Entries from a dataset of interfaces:
_ _ _ _

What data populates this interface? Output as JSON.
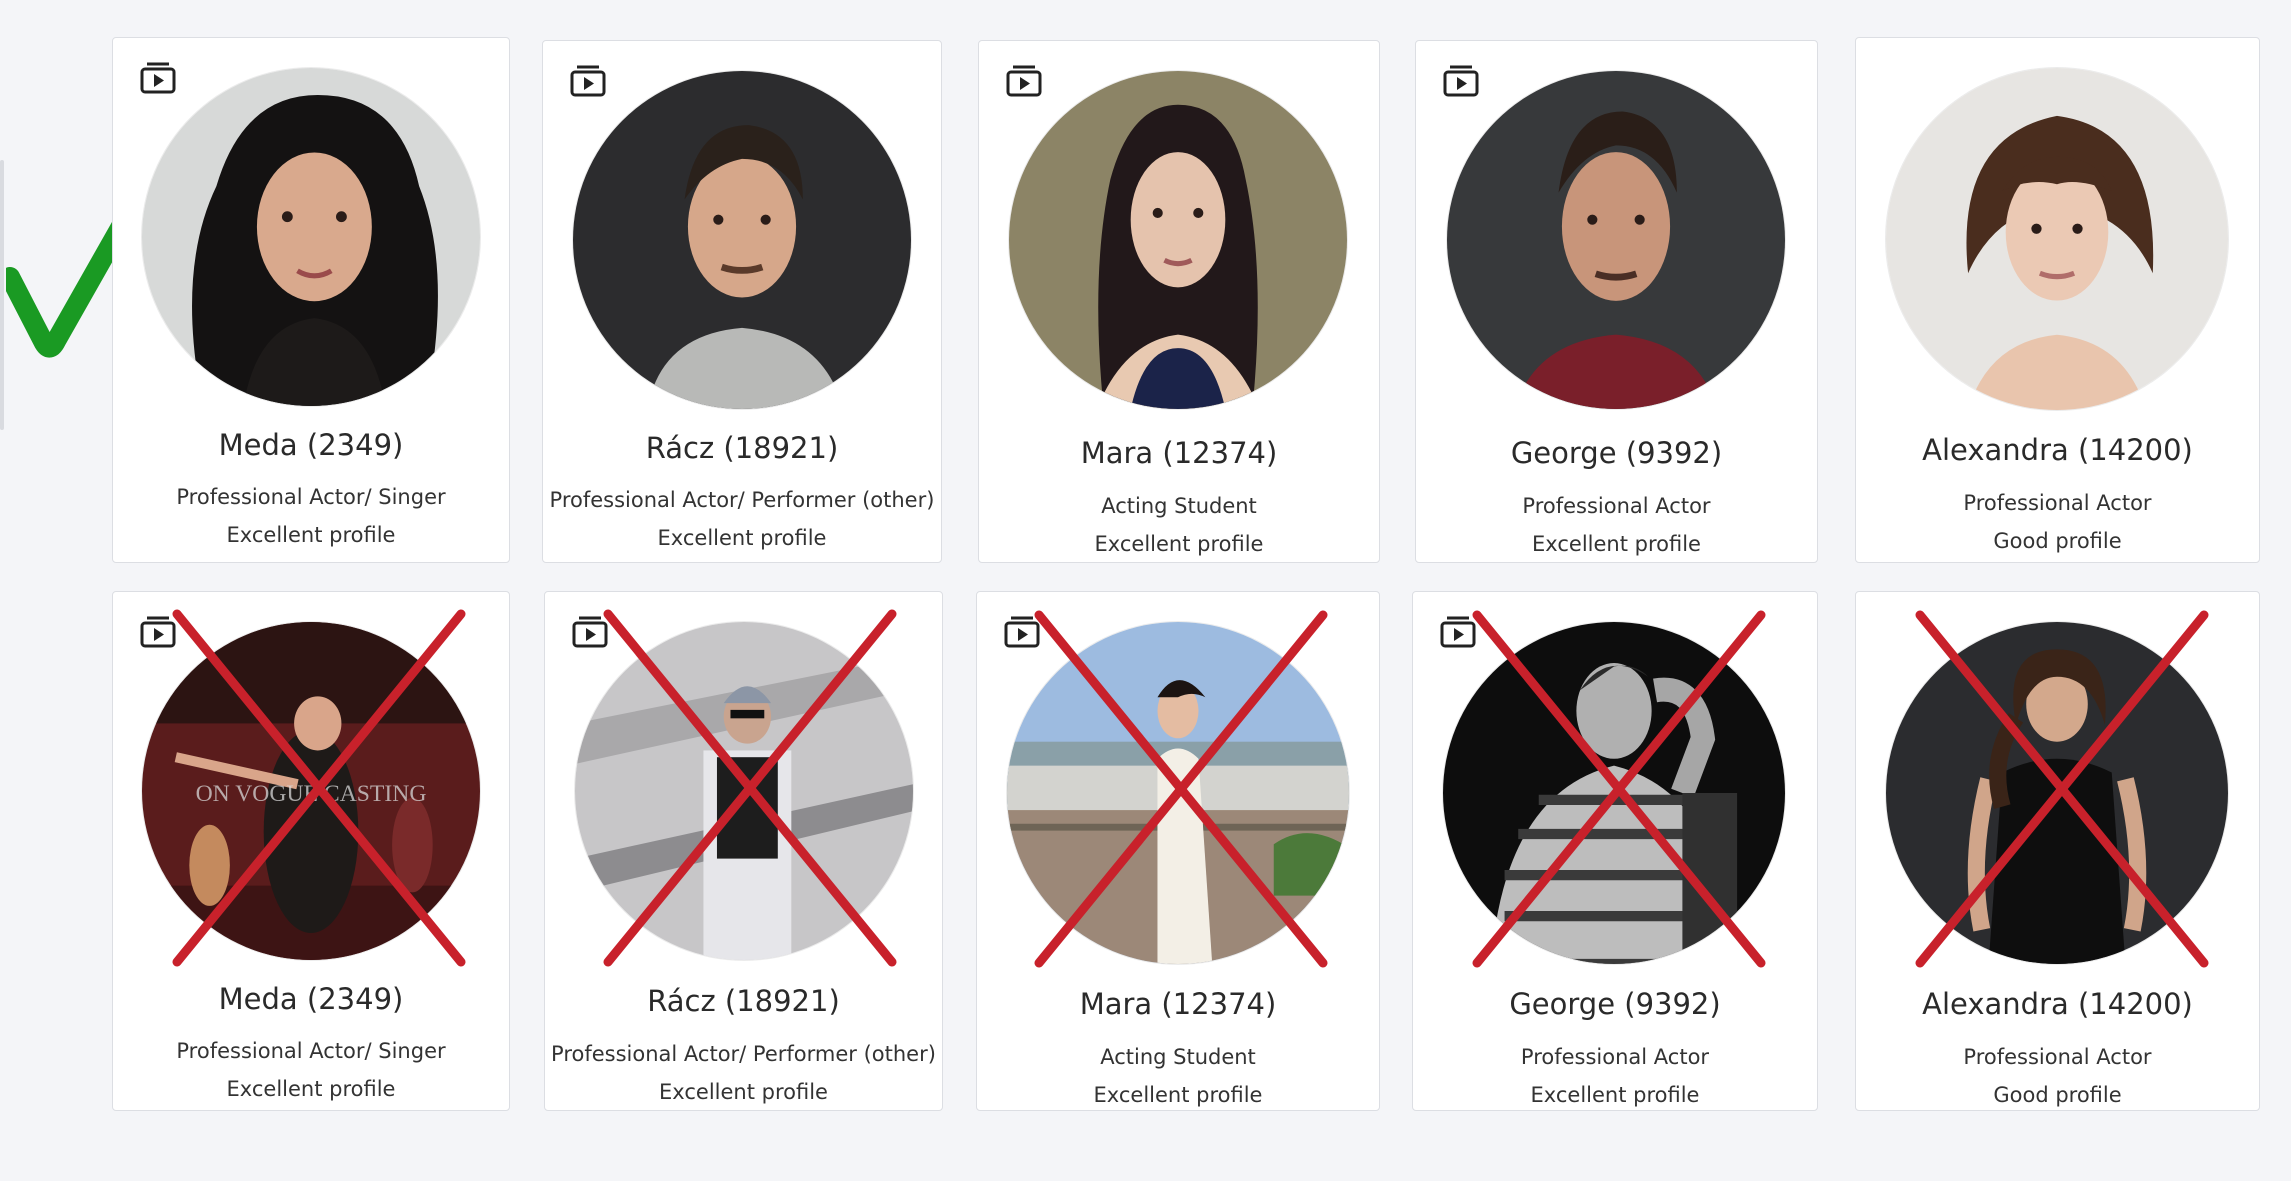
{
  "rows": [
    {
      "status": "approved",
      "cards": [
        {
          "name": "Meda (2349)",
          "role": "Professional Actor/ Singer",
          "quality": "Excellent profile",
          "has_video": true,
          "photo": "headshot-dark-curly-hair"
        },
        {
          "name": "Rácz (18921)",
          "role": "Professional Actor/ Performer (other)",
          "quality": "Excellent profile",
          "has_video": true,
          "photo": "headshot-grey-shirt"
        },
        {
          "name": "Mara (12374)",
          "role": "Acting Student",
          "quality": "Excellent profile",
          "has_video": true,
          "photo": "headshot-navy-halter"
        },
        {
          "name": "George (9392)",
          "role": "Professional Actor",
          "quality": "Excellent profile",
          "has_video": true,
          "photo": "headshot-red-shirt"
        },
        {
          "name": "Alexandra (14200)",
          "role": "Professional Actor",
          "quality": "Good profile",
          "has_video": false,
          "photo": "headshot-bob-haircut"
        }
      ]
    },
    {
      "status": "rejected",
      "cards": [
        {
          "name": "Meda (2349)",
          "role": "Professional Actor/ Singer",
          "quality": "Excellent profile",
          "has_video": true,
          "photo": "stage-performance",
          "watermark": "ON VOGUE CASTING"
        },
        {
          "name": "Rácz (18921)",
          "role": "Professional Actor/ Performer (other)",
          "quality": "Excellent profile",
          "has_video": true,
          "photo": "fashion-runway"
        },
        {
          "name": "Mara (12374)",
          "role": "Acting Student",
          "quality": "Excellent profile",
          "has_video": true,
          "photo": "balcony-white-dress"
        },
        {
          "name": "George (9392)",
          "role": "Professional Actor",
          "quality": "Excellent profile",
          "has_video": true,
          "photo": "black-white-striped-shirt"
        },
        {
          "name": "Alexandra (14200)",
          "role": "Professional Actor",
          "quality": "Good profile",
          "has_video": false,
          "photo": "dark-background-portrait"
        }
      ]
    }
  ],
  "colors": {
    "approved": "#1a9a23",
    "rejected": "#c8212b",
    "page_bg": "#f4f5f8",
    "card_bg": "#ffffff"
  },
  "icons": {
    "approved": "check-mark-icon",
    "rejected": "cross-mark-icon",
    "video": "video-reel-icon"
  }
}
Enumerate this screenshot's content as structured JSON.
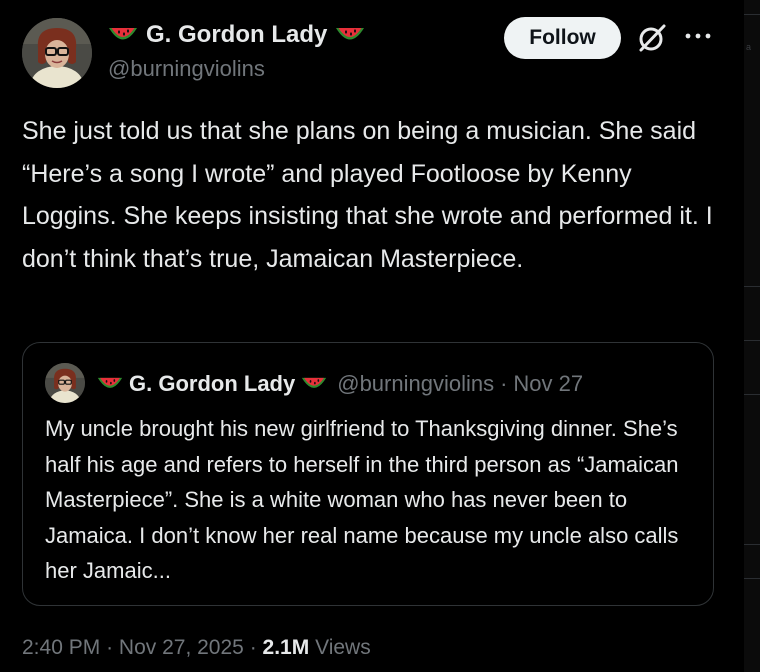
{
  "author": {
    "display_name": "G. Gordon Lady",
    "handle": "@burningviolins"
  },
  "actions": {
    "follow_label": "Follow"
  },
  "tweet": {
    "text": "She just told us that she plans on being a musician. She said “Here’s a song I wrote” and played Footloose by Kenny Loggins. She keeps insisting that she wrote and performed it. I don’t think that’s true, Jamaican Masterpiece."
  },
  "quote": {
    "display_name": "G. Gordon Lady",
    "handle": "@burningviolins",
    "separator": "·",
    "date": "Nov 27",
    "text": "My uncle brought his new girlfriend to Thanksgiving dinner. She’s half his age and refers to herself in the third person as “Jamaican Masterpiece”. She is a white woman who has never been to Jamaica. I don’t know her real name because my uncle also calls her Jamaic..."
  },
  "meta": {
    "time": "2:40 PM",
    "separator": "·",
    "date": "Nov 27, 2025",
    "views_count": "2.1M",
    "views_label": "Views"
  },
  "edge_strip": {
    "mark": "a"
  },
  "icons": {
    "name_emoji": "watermelon-icon",
    "grok": "grok-icon",
    "more": "more-icon"
  },
  "colors": {
    "background": "#000000",
    "text_primary": "#e7e9ea",
    "text_secondary": "#71767b",
    "follow_bg": "#eff3f4",
    "border": "#2f3336"
  }
}
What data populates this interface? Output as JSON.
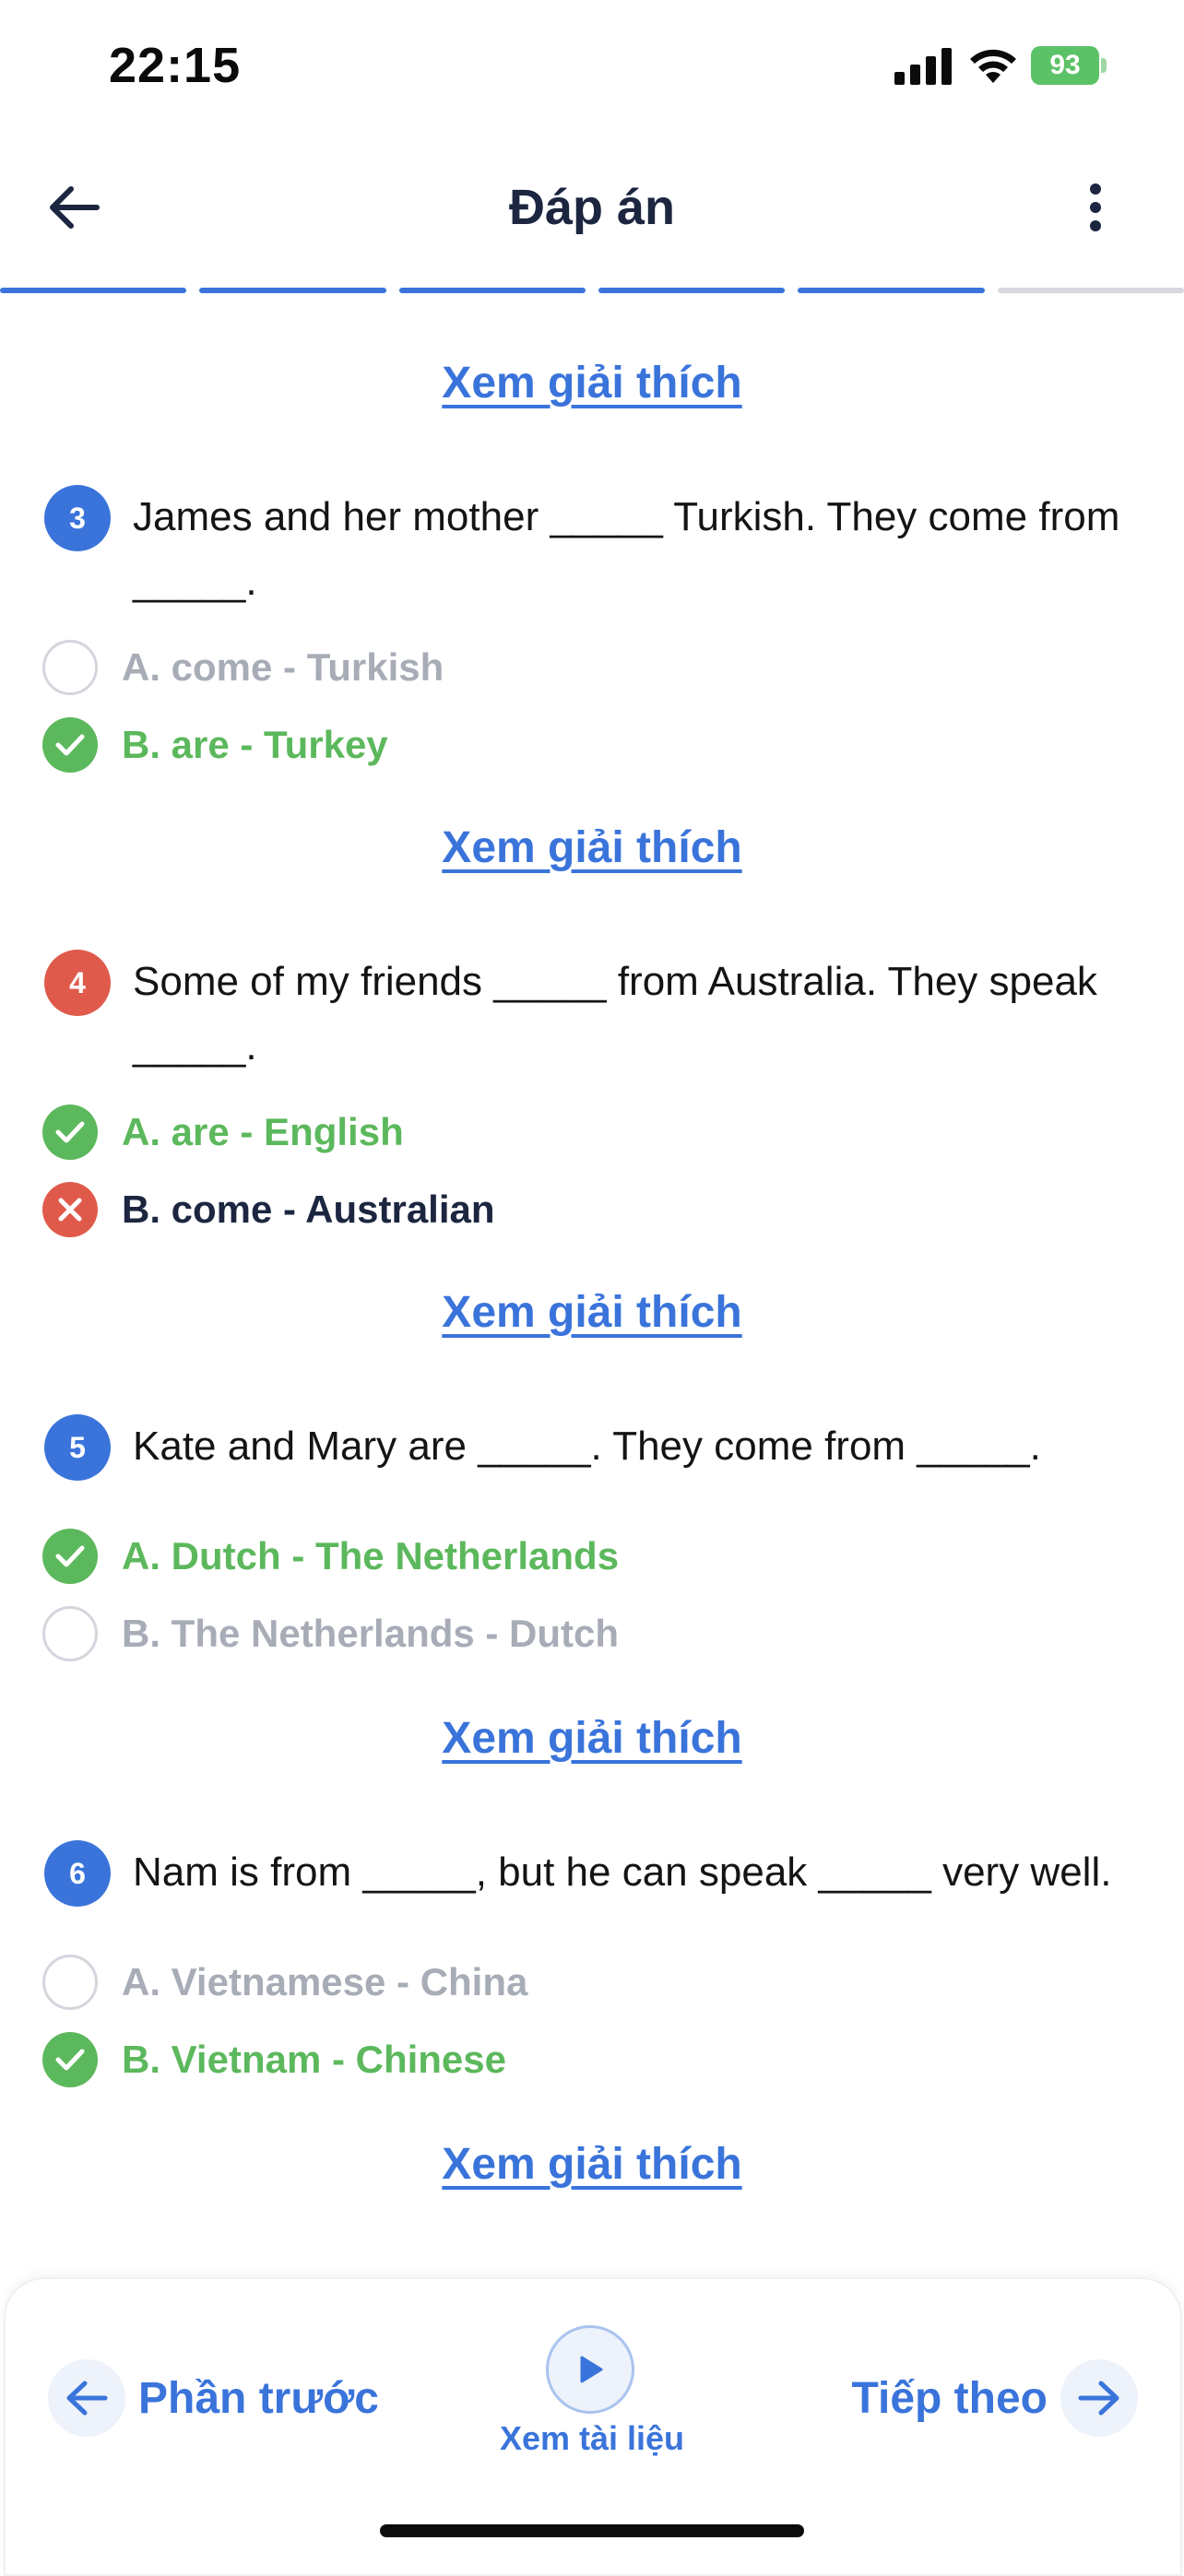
{
  "status_bar": {
    "time": "22:15",
    "battery": "93"
  },
  "header": {
    "title": "Đáp án"
  },
  "progress": {
    "total_segments": 6,
    "completed_segments": 5
  },
  "explain_label": "Xem giải thích",
  "questions": [
    {
      "number": "3",
      "text": "James and her mother _____ Turkish. They come from _____.",
      "options": [
        {
          "label": "A. come - Turkish",
          "state": "unselected"
        },
        {
          "label": "B. are - Turkey",
          "state": "correct"
        }
      ]
    },
    {
      "number": "4",
      "text": "Some of my friends _____ from Australia. They speak _____.",
      "options": [
        {
          "label": "A. are - English",
          "state": "correct"
        },
        {
          "label": "B. come - Australian",
          "state": "wrong"
        }
      ]
    },
    {
      "number": "5",
      "text": "Kate and Mary are _____. They come from _____.",
      "options": [
        {
          "label": "A. Dutch - The Netherlands",
          "state": "correct"
        },
        {
          "label": "B. The Netherlands - Dutch",
          "state": "unselected"
        }
      ]
    },
    {
      "number": "6",
      "text": "Nam is from _____, but he can speak _____ very well.",
      "options": [
        {
          "label": "A. Vietnamese - China",
          "state": "unselected"
        },
        {
          "label": "B. Vietnam - Chinese",
          "state": "correct"
        }
      ]
    }
  ],
  "bottom_bar": {
    "prev_label": "Phần trước",
    "materials_label": "Xem tài liệu",
    "next_label": "Tiếp theo"
  },
  "colors": {
    "accent_blue": "#3a74db",
    "correct_green": "#5cb85c",
    "wrong_red": "#e05a4b",
    "muted_gray": "#a7acb6",
    "title_dark": "#1c2640"
  },
  "icons": {
    "back": "arrow-left-icon",
    "more": "more-vertical-icon",
    "correct": "check-circle-icon",
    "wrong": "x-circle-icon",
    "play": "play-icon",
    "prev": "arrow-left-icon",
    "next": "arrow-right-icon"
  }
}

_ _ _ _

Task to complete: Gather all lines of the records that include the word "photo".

Output below:
          "photo": "headshot-dark-curly-hair"
          "photo": "headshot-grey-shirt"
          "photo": "headshot-navy-halter"
          "photo": "headshot-red-shirt"
          "photo": "headshot-bob-haircut"
          "photo": "stage-performance",
          "photo": "fashion-runway"
          "photo": "balcony-white-dress"
          "photo": "black-white-striped-shirt"
          "photo": "dark-background-portrait"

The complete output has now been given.